What’s tough, thick skin or not, is when those punchlines ring true.
The South, according to writer Jordan Weissman of The Atlantic magazine, is “America’s high-school dropout factory.” It’s a harsh, brutal statement. If anything, his story Thursday painted the South, by and large, as a region where neither educators, politicians nor parents have been able to significantly lower the percentage of Southern students who fail to graduate from high school.
“We can talk all we want about American education, “ Weissman wrote. “But in terms of achievement, we’re not really one country.”
Alabama’s public schools exist not-so-comfortably within what The Atlantic describes as America’s Southern dropout belt — an area we longtime Southerners know well: a border that travels from Texas, through Arkansas and into parts of Kentucky, West Virginia and Virginia. There’s no reason to belabor the South’s historic educational difficulties, which are hopelessly tied to its conservative, low-tax politics.

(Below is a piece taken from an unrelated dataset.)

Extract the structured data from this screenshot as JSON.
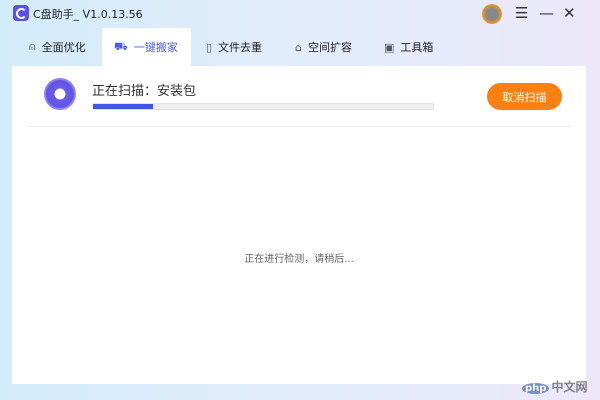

Data in The Atlantic show that completion rates for Southern high schools are typically below 85 percent, which is below the national average of 87 percent. If only either of those figures was true for a majority of schools in Alabama, including Anniston’s.
But there is reason to look at The Atlantic’s stating of the obvious and speak a truth: Blame for the Southern dropout belt must go to the South’s generations of political cowardice before it goes to either the schools or the students they serve.
Here in Calhoun County, Anniston City Schools are the convenient example of Southern schools’ troubled existence. Today, Anniston’s middle school is considered academically failing by state officials, its system is in desperate need of consolidation to cut costs, and it is seeking a successor for retiring Superintendent Joan Frazier. Its graduation rate in the 2011-12 year was 65 percent. Only 34 Alabama high schools fared worse.
No one — especially a writer from The Atlantic — needs to tell us that we must do a better job of educating our students, especially at-risk students prone to dropping out. We get it. Low graduation rates and high dropout rates link conveniently with all sorts of civic concerns. This is repair job No. 1. Nothing else compares.
Our patience is running thin, but when will lawmakers in Montgomery decide that the status-quo — substandard public education in a majority of Alabama’s counties — is no longer acceptable?
Educators, students and their families must do their part. But until lawmakers decide to properly fund public education — and deal with the political heat that will surely rise up — Alabama’s schools are swimming upstream.